Respite might be coming to Nigerian farmers finally. The Federal government said it is perfecting its plans to recapitalise the Bank of Agriculture with about NGN1 trillion (approximately USD3.2 billion).
As disclosed by the federal minister of agriculture and rural development, Audu ogbeh, he told pressmen that the new agriculture bank will also provide basic banking services such as acceptance of deposit from millions of farmers across the country.
The most interesting part of the proposal is that the bank will provide loans at half the average lending rate in the banking system. This means farmers and agriculture investors will borrow with less than 10% interest rate.
According to information on its website, the Bank of Agriculture Limited was incorporated in 1972 as Nigerian Agricultural Bank (NAB), in 1978, the name was changed to Nigerian Agricultural and Co-operative Bank Limited (NACB) to reflect the inclusion of co-operative financing into its broader mandate.

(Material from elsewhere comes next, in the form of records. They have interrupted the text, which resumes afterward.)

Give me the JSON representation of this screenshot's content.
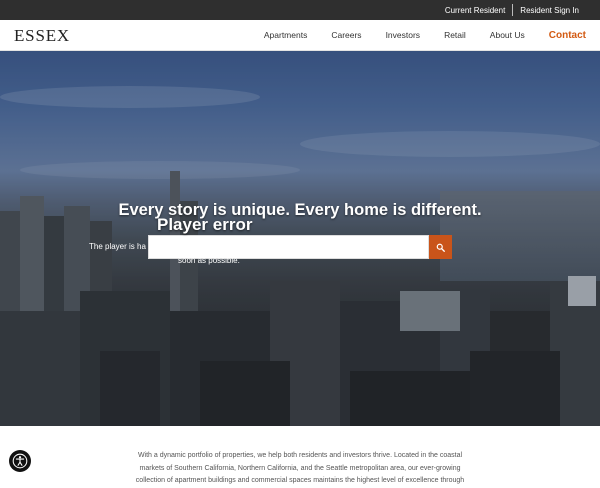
{
  "topbar": {
    "current_resident": "Current Resident",
    "resident_sign_in": "Resident Sign In"
  },
  "brand": {
    "logo": "ESSEX"
  },
  "nav": {
    "items": [
      "Apartments",
      "Careers",
      "Investors",
      "Retail",
      "About Us"
    ],
    "contact": "Contact"
  },
  "hero": {
    "headline": "Every story is unique. Every home is different.",
    "search_placeholder": "",
    "player_error_title": "Player error",
    "player_error_line1": "The player is ha",
    "player_error_line2": "soon as possible."
  },
  "about": {
    "text": "With a dynamic portfolio of properties, we help both residents and investors thrive. Located in the coastal markets of Southern California, Northern California, and the Seattle metropolitan area, our ever-growing collection of apartment buildings and commercial spaces maintains the highest level of excellence through"
  },
  "colors": {
    "accent": "#c9541a",
    "contact": "#d35a12",
    "topbar": "#2f2f2f"
  },
  "icons": {
    "search": "search-icon",
    "accessibility": "accessibility-icon"
  }
}
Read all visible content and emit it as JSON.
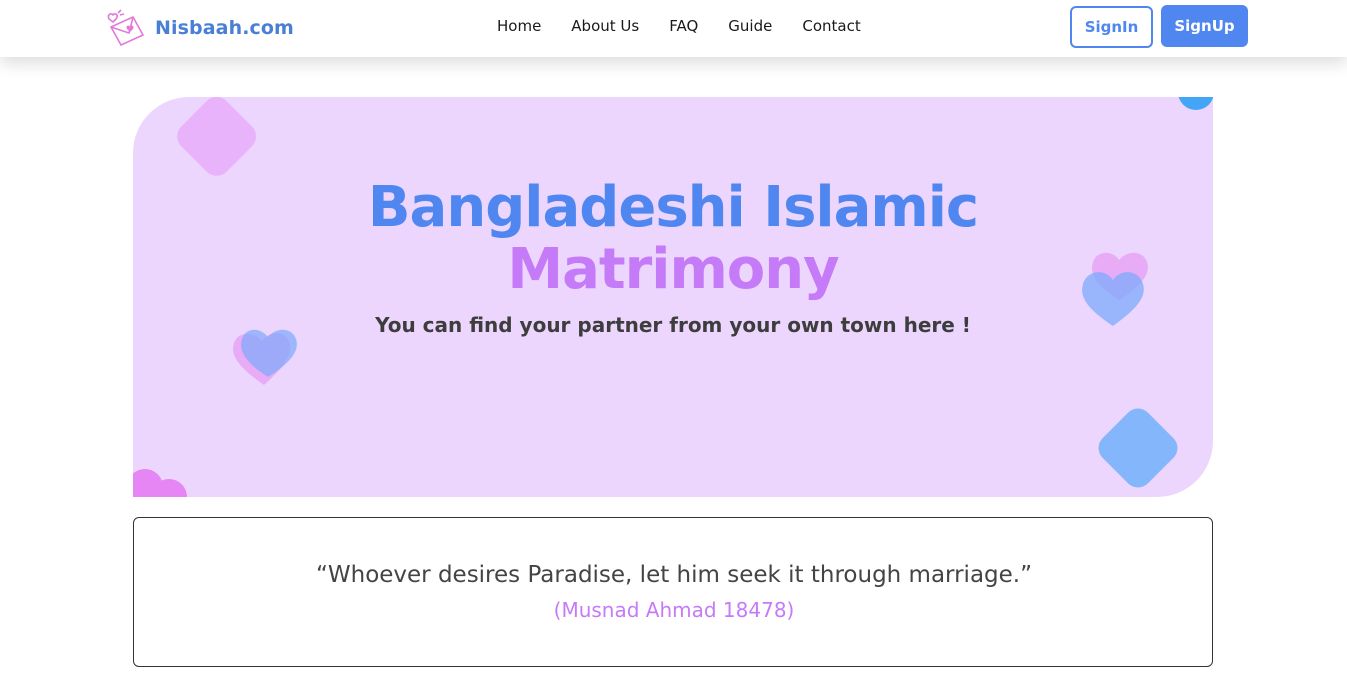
{
  "brand": {
    "name": "Nisbaah.com"
  },
  "nav": {
    "links": [
      "Home",
      "About Us",
      "FAQ",
      "Guide",
      "Contact"
    ],
    "signin_label": "SignIn",
    "signup_label": "SignUp"
  },
  "hero": {
    "title_line1": "Bangladeshi Islamic",
    "title_line2": "Matrimony",
    "subtitle": "You can find your partner from your own town here !"
  },
  "quote": {
    "text": "“Whoever desires Paradise, let him seek it through marriage.”",
    "reference": "(Musnad Ahmad 18478)"
  },
  "colors": {
    "accent_blue": "#4f86f0",
    "accent_purple": "#c57bf7",
    "hero_bg": "#ecd6fd"
  },
  "icons": [
    "envelope-heart-logo-icon",
    "heart-icon",
    "diamond-shape",
    "circle-shape"
  ]
}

The Bank is wholly owned by the Federal Government of Nigeria with its shares held by Central Bank of Nigeria, CBN (40%) and Federal Ministry of Finance Incorporated (MOFI) (60%). It is supervised by Federal Ministry of Agriculture. It has an Authorized Share Capital of NGN50 billion.
While the impact of the bank has not been felt, it claimed that it has strategic partnership with USAID, IFAD, World Bank, African Development Bank (AfDB) and ECOWAS Bank for Investment and Development (EBID).
The Bank of Agriculture disclosed that it has 136 outlets, 6 Zonal Offices and the Head Office, spread across the 36 States of Nigeria and the Federal Capital Territory. It is therefore puzzling how the federal government will increase the reach of the bank should it be keen at covering many farmers as possible.
High interest rate fuelled by skyrocketing inflation has alienated Nigerian farmers from the conventional lending system that are prohibitive and unrealistic for farmers to cope with.
At the last monetary policy committee meeting, the CBN retained headline interest rate at 14% citing the uncontrollable inflationary pressure and Forex scarcity that has further put pressure on the country’s foreign reserve.